Death is a signal in some video games. Some of the Mario games give you lots of lives becuase they expect you to die from trial-and-error. In games like GTA and Halo, you can die. Often these games are checkpoint-based, so that you need a longer string of successes to accomplish your goal. Other times you can save your game whenever.
The vast majority modern games with any sort of discernible stories, characters, or otherwise lengthy progression work like this in some fashion or another. And this at the absolute latest this started in the early ’90s (at the latest!), when saved games became de rigueur.
I don’t think the vast majority of milennials had any purchasing power at this point. This trend was driven by a change in tastes; people wanted a different experience. To put it crudely, people began to enjoy games with perhaps longer progression and with the ability to resume later on.
So far we’ve only accounted for heroism, story, permadeath, and death-as-failure. But everything else on that list is a natural outgrowth of this trend.
One last note: MMOs are an interesting case in that they have randomized loot and relatively spare stories. But you’ll note that they don’t have permadeath. People spend literally hundreds of hours on their characters. So although many of those points don’t directly apply, permadeath is simply unheard-of, full stop. It is the antithesis of MMOs.
As people who play video games age, they have to contend with “real life.” I’m not saying high school or college are unreal. I’m saying the majority of your life happens after. You work 40 hours a week (or more!), 5 days a week (or more!). Human relationships require a time investment. This is not to mention children.
The point is that there are many, many more demands on your time. If you can only play a game 40 minutes at a time instead of 4 hours at a time, suddenly the trade-offs are different.
Now, I am speaking from personal experience here. Maybe I’m projecting. But I’ve seen modern gaming as a gradual progression towards respecting my time. With a glut of choice among games, if a particular game isn’t rewarding, I can play something else.
All of the things on that bullet point up there? With the exception of some MMOs, almost everything on that list is a feature of modern video gaming in some fashion or another. And in terms of MMOs, character death is a speedbump. Permadeath is vanishingly rare.
As an adult, you pay a much larger time premium with TTRPGs. You have to schedule four or so other adults’ time. Often a fortnightly schedule is the best you can do. When you do play, you want to play for longer (hours). See where this is going?
RPGs aren’t competing with books or TV anymore. They’re competing with video games. MMOs scratch almost all of the game-y itches you could expect, and single player RPGs often have well-crafted stories, voice acting, and characters well beyond the skills of the average DM working alone. (It makes sense, right? Dozens if not hundreds of people work to produce a game.) What does that leave?
Well, if you look at a TTRPG as a “curated” RPG, the trade-offs look much better, don’t they? Items with mechancal and narrative properties; tailored, adaptive encounters; and an engaging story — these all play to the strengths of the medium. They’re all avenues for players to feel invested, so they keep coming back and so they feel like their time was well-spent. An MMO or single player RPG has a very tight reward loop but there’s no feedback loop.

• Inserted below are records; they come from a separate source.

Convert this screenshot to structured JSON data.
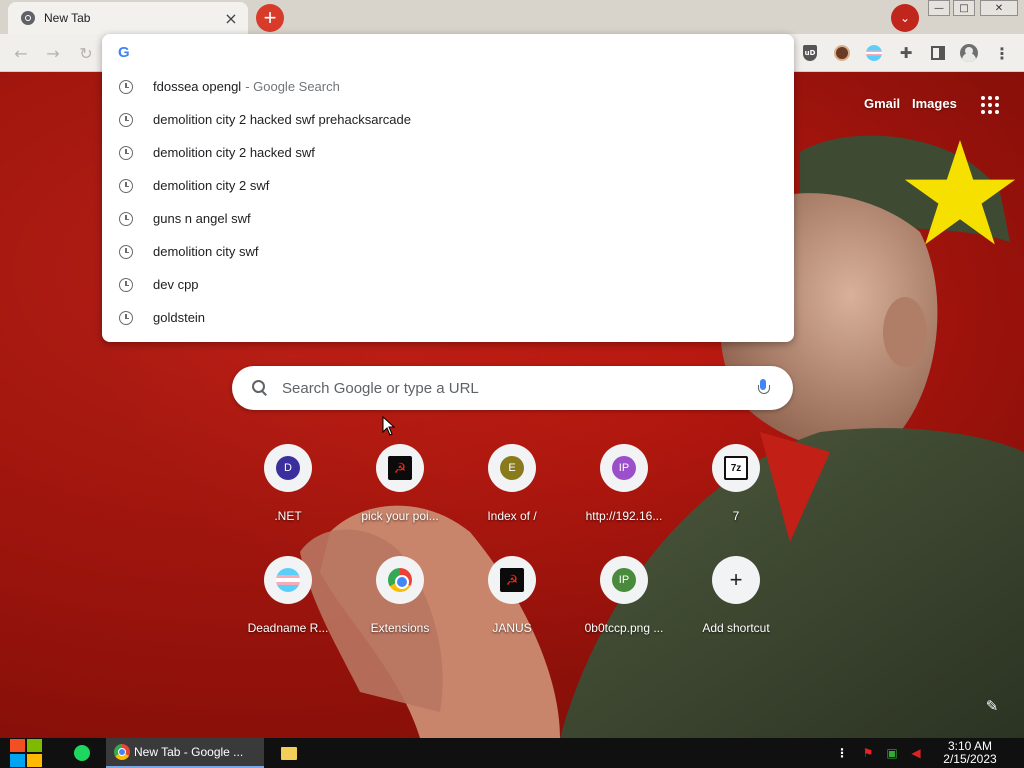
{
  "browser": {
    "tab": {
      "title": "New Tab",
      "close": "×",
      "favicon": "chrome-icon"
    },
    "new_tab_symbol": "+",
    "profile_dropdown_symbol": "⌄",
    "window_controls": {
      "minimize": "—",
      "maximize": "□",
      "close": "✕"
    },
    "nav": {
      "back": "←",
      "forward": "→",
      "reload": "↻"
    },
    "extensions": [
      "ublock-icon",
      "avatar-face-icon",
      "trans-flag-icon",
      "puzzle-icon",
      "sidepanel-icon",
      "profile-icon",
      "menu-kebab-icon"
    ],
    "ublock_label": "uD",
    "menu_symbol": "⋮",
    "puzzle_symbol": "✚"
  },
  "omnibox": {
    "input_value": "",
    "suggestions": [
      {
        "text": "fdossea opengl",
        "suffix": "- Google Search"
      },
      {
        "text": "demolition city 2 hacked swf prehacksarcade",
        "suffix": ""
      },
      {
        "text": "demolition city 2 hacked swf",
        "suffix": ""
      },
      {
        "text": "demolition city 2 swf",
        "suffix": ""
      },
      {
        "text": "guns n angel swf",
        "suffix": ""
      },
      {
        "text": "demolition city swf",
        "suffix": ""
      },
      {
        "text": "dev cpp",
        "suffix": ""
      },
      {
        "text": "goldstein",
        "suffix": ""
      }
    ],
    "g_logo": "G"
  },
  "ntp": {
    "gmail": "Gmail",
    "images": "Images",
    "search_placeholder": "Search Google or type a URL",
    "shortcuts": [
      {
        "label": ".NET",
        "icon_text": "D",
        "icon_color": "#3b2f9e",
        "icon_kind": "letter"
      },
      {
        "label": "pick your poi...",
        "icon_text": "☭",
        "icon_color": "#0b0b0b",
        "icon_kind": "square"
      },
      {
        "label": "Index of /",
        "icon_text": "E",
        "icon_color": "#8a7a1e",
        "icon_kind": "letter"
      },
      {
        "label": "http://192.16...",
        "icon_text": "IP",
        "icon_color": "#9b4fc9",
        "icon_kind": "letter"
      },
      {
        "label": "7",
        "icon_text": "7z",
        "icon_color": "#ffffff",
        "icon_kind": "7z"
      },
      {
        "label": "Deadname R...",
        "icon_text": "",
        "icon_color": "#5bcffa",
        "icon_kind": "trans"
      },
      {
        "label": "Extensions",
        "icon_text": "",
        "icon_color": "#4285f4",
        "icon_kind": "chrome"
      },
      {
        "label": "JANUS",
        "icon_text": "☭",
        "icon_color": "#0b0b0b",
        "icon_kind": "square"
      },
      {
        "label": "0b0tccp.png ...",
        "icon_text": "IP",
        "icon_color": "#4a8a3c",
        "icon_kind": "letter"
      },
      {
        "label": "Add shortcut",
        "icon_text": "+",
        "icon_color": "#202124",
        "icon_kind": "plus"
      }
    ],
    "customize_symbol": "✎"
  },
  "taskbar": {
    "chrome_label": "New Tab - Google ...",
    "tray": {
      "more": "⋮",
      "flag": "⚑",
      "net": "▣",
      "vol": "◀"
    },
    "time": "3:10 AM",
    "date": "2/15/2023"
  },
  "colors": {
    "accent_red": "#d93b2b",
    "ntp_red": "#c41e14",
    "star_yellow": "#f6e000"
  }
}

Some people still enjoy the old school style. I can see the appeal, especially behind roguelikes or hardcore more in Diablo III. It’s as much about the experience as it is about the game itself; you don’t care about death as much because it was as much about the journey as it was about the XP and loot, let’s say. Roguelikes suggest that this approach appeals to a lot of people, and it does dovetail nicely with the OSR movement (about which I know little, admittedly).
But regardless of their merit, by and large most people haven’t played these kinds of games and their expectations dovetail more with the bullet points above.
I’m almost out of time, so let’s use bullet points.
Is that everything? Well, it’s going to have to be because I’m out of time!